The answer must be the full data, restated word for word, with no pictures in it.

- Records for this task -
+++++

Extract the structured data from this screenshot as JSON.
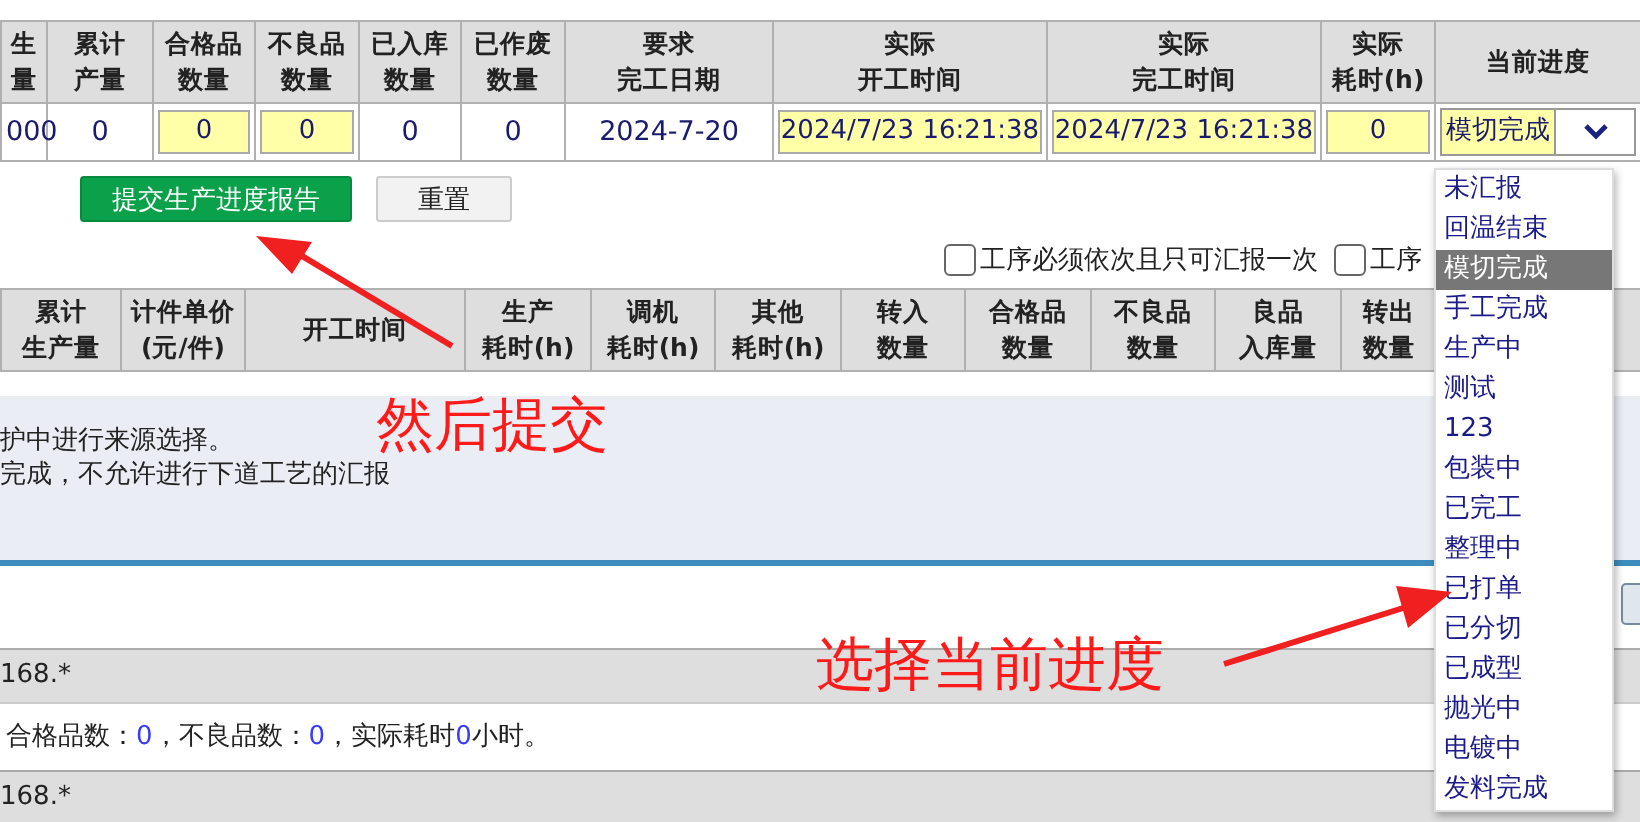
{
  "report_table": {
    "columns": [
      {
        "lines": [
          "生",
          "量"
        ]
      },
      {
        "lines": [
          "累计",
          "产量"
        ]
      },
      {
        "lines": [
          "合格品",
          "数量"
        ]
      },
      {
        "lines": [
          "不良品",
          "数量"
        ]
      },
      {
        "lines": [
          "已入库",
          "数量"
        ]
      },
      {
        "lines": [
          "已作废",
          "数量"
        ]
      },
      {
        "lines": [
          "要求",
          "完工日期"
        ]
      },
      {
        "lines": [
          "实际",
          "开工时间"
        ]
      },
      {
        "lines": [
          "实际",
          "完工时间"
        ]
      },
      {
        "lines": [
          "实际",
          "耗时(h)"
        ]
      },
      {
        "lines": [
          "当前进度"
        ]
      }
    ],
    "row": [
      {
        "kind": "text",
        "value": "000"
      },
      {
        "kind": "text",
        "value": "0"
      },
      {
        "kind": "input",
        "value": "0"
      },
      {
        "kind": "input",
        "value": "0"
      },
      {
        "kind": "text",
        "value": "0"
      },
      {
        "kind": "text",
        "value": "0"
      },
      {
        "kind": "text",
        "value": "2024-7-20"
      },
      {
        "kind": "input",
        "value": "2024/7/23 16:21:38"
      },
      {
        "kind": "input",
        "value": "2024/7/23 16:21:38"
      },
      {
        "kind": "input",
        "value": "0"
      },
      {
        "kind": "select",
        "value": "模切完成"
      }
    ]
  },
  "buttons": [
    {
      "label": "提交生产进度报告",
      "kind": "primary"
    },
    {
      "label": "重置",
      "kind": "default"
    }
  ],
  "options": [
    {
      "label": "工序必须依次且只可汇报一次",
      "checked": false
    },
    {
      "label": "工序",
      "checked": false
    }
  ],
  "detail_table": {
    "columns": [
      {
        "lines": [
          "累计",
          "生产量"
        ]
      },
      {
        "lines": [
          "计件单价",
          "(元/件)"
        ]
      },
      {
        "lines": [
          "开工时间"
        ]
      },
      {
        "lines": [
          "生产",
          "耗时(h)"
        ]
      },
      {
        "lines": [
          "调机",
          "耗时(h)"
        ]
      },
      {
        "lines": [
          "其他",
          "耗时(h)"
        ]
      },
      {
        "lines": [
          "转入",
          "数量"
        ]
      },
      {
        "lines": [
          "合格品",
          "数量"
        ]
      },
      {
        "lines": [
          "不良品",
          "数量"
        ]
      },
      {
        "lines": [
          "良品",
          "入库量"
        ]
      },
      {
        "lines": [
          "转出",
          "数量"
        ]
      }
    ]
  },
  "notice": [
    "护中进行来源选择。",
    "完成，不允许进行下道工艺的汇报"
  ],
  "history": [
    {
      "title": "168.*",
      "summary": [
        {
          "kind": "text",
          "text": "合格品数："
        },
        {
          "kind": "value",
          "text": "0"
        },
        {
          "kind": "text",
          "text": "，不良品数："
        },
        {
          "kind": "value",
          "text": "0"
        },
        {
          "kind": "text",
          "text": "，实际耗时"
        },
        {
          "kind": "value",
          "text": "0"
        },
        {
          "kind": "text",
          "text": "小时。"
        }
      ]
    },
    {
      "title": "168.*"
    }
  ],
  "progress_dropdown": [
    {
      "label": "未汇报",
      "selected": false
    },
    {
      "label": "回温结束",
      "selected": false
    },
    {
      "label": "模切完成",
      "selected": true
    },
    {
      "label": "手工完成",
      "selected": false
    },
    {
      "label": "生产中",
      "selected": false
    },
    {
      "label": "测试",
      "selected": false
    },
    {
      "label": "123",
      "selected": false
    },
    {
      "label": "包装中",
      "selected": false
    },
    {
      "label": "已完工",
      "selected": false
    },
    {
      "label": "整理中",
      "selected": false
    },
    {
      "label": "已打单",
      "selected": false
    },
    {
      "label": "已分切",
      "selected": false
    },
    {
      "label": "已成型",
      "selected": false
    },
    {
      "label": "抛光中",
      "selected": false
    },
    {
      "label": "电镀中",
      "selected": false
    },
    {
      "label": "发料完成",
      "selected": false
    }
  ],
  "annotations": [
    {
      "text": "然后提交",
      "kind": "submit"
    },
    {
      "text": "选择当前进度",
      "kind": "select"
    }
  ]
}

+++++

- Solution to this exercise -
Extract the structured data from this screenshot as JSON.
{
  "report_table": {
    "columns": [
      {
        "lines": [
          "生",
          "量"
        ]
      },
      {
        "lines": [
          "累计",
          "产量"
        ]
      },
      {
        "lines": [
          "合格品",
          "数量"
        ]
      },
      {
        "lines": [
          "不良品",
          "数量"
        ]
      },
      {
        "lines": [
          "已入库",
          "数量"
        ]
      },
      {
        "lines": [
          "已作废",
          "数量"
        ]
      },
      {
        "lines": [
          "要求",
          "完工日期"
        ]
      },
      {
        "lines": [
          "实际",
          "开工时间"
        ]
      },
      {
        "lines": [
          "实际",
          "完工时间"
        ]
      },
      {
        "lines": [
          "实际",
          "耗时(h)"
        ]
      },
      {
        "lines": [
          "当前进度"
        ]
      }
    ],
    "row": [
      {
        "kind": "text",
        "value": "000"
      },
      {
        "kind": "text",
        "value": "0"
      },
      {
        "kind": "input",
        "value": "0"
      },
      {
        "kind": "input",
        "value": "0"
      },
      {
        "kind": "text",
        "value": "0"
      },
      {
        "kind": "text",
        "value": "0"
      },
      {
        "kind": "text",
        "value": "2024-7-20"
      },
      {
        "kind": "input",
        "value": "2024/7/23 16:21:38"
      },
      {
        "kind": "input",
        "value": "2024/7/23 16:21:38"
      },
      {
        "kind": "input",
        "value": "0"
      },
      {
        "kind": "select",
        "value": "模切完成"
      }
    ]
  },
  "buttons": [
    {
      "label": "提交生产进度报告",
      "kind": "primary"
    },
    {
      "label": "重置",
      "kind": "default"
    }
  ],
  "options": [
    {
      "label": "工序必须依次且只可汇报一次",
      "checked": false
    },
    {
      "label": "工序",
      "checked": false
    }
  ],
  "detail_table": {
    "columns": [
      {
        "lines": [
          "累计",
          "生产量"
        ]
      },
      {
        "lines": [
          "计件单价",
          "(元/件)"
        ]
      },
      {
        "lines": [
          "开工时间"
        ]
      },
      {
        "lines": [
          "生产",
          "耗时(h)"
        ]
      },
      {
        "lines": [
          "调机",
          "耗时(h)"
        ]
      },
      {
        "lines": [
          "其他",
          "耗时(h)"
        ]
      },
      {
        "lines": [
          "转入",
          "数量"
        ]
      },
      {
        "lines": [
          "合格品",
          "数量"
        ]
      },
      {
        "lines": [
          "不良品",
          "数量"
        ]
      },
      {
        "lines": [
          "良品",
          "入库量"
        ]
      },
      {
        "lines": [
          "转出",
          "数量"
        ]
      }
    ]
  },
  "notice": [
    "护中进行来源选择。",
    "完成，不允许进行下道工艺的汇报"
  ],
  "history": [
    {
      "title": "168.*",
      "summary": [
        {
          "kind": "text",
          "text": "合格品数："
        },
        {
          "kind": "value",
          "text": "0"
        },
        {
          "kind": "text",
          "text": "，不良品数："
        },
        {
          "kind": "value",
          "text": "0"
        },
        {
          "kind": "text",
          "text": "，实际耗时"
        },
        {
          "kind": "value",
          "text": "0"
        },
        {
          "kind": "text",
          "text": "小时。"
        }
      ]
    },
    {
      "title": "168.*"
    }
  ],
  "progress_dropdown": [
    {
      "label": "未汇报",
      "selected": false
    },
    {
      "label": "回温结束",
      "selected": false
    },
    {
      "label": "模切完成",
      "selected": true
    },
    {
      "label": "手工完成",
      "selected": false
    },
    {
      "label": "生产中",
      "selected": false
    },
    {
      "label": "测试",
      "selected": false
    },
    {
      "label": "123",
      "selected": false
    },
    {
      "label": "包装中",
      "selected": false
    },
    {
      "label": "已完工",
      "selected": false
    },
    {
      "label": "整理中",
      "selected": false
    },
    {
      "label": "已打单",
      "selected": false
    },
    {
      "label": "已分切",
      "selected": false
    },
    {
      "label": "已成型",
      "selected": false
    },
    {
      "label": "抛光中",
      "selected": false
    },
    {
      "label": "电镀中",
      "selected": false
    },
    {
      "label": "发料完成",
      "selected": false
    }
  ],
  "annotations": [
    {
      "text": "然后提交",
      "kind": "submit"
    },
    {
      "text": "选择当前进度",
      "kind": "select"
    }
  ]
}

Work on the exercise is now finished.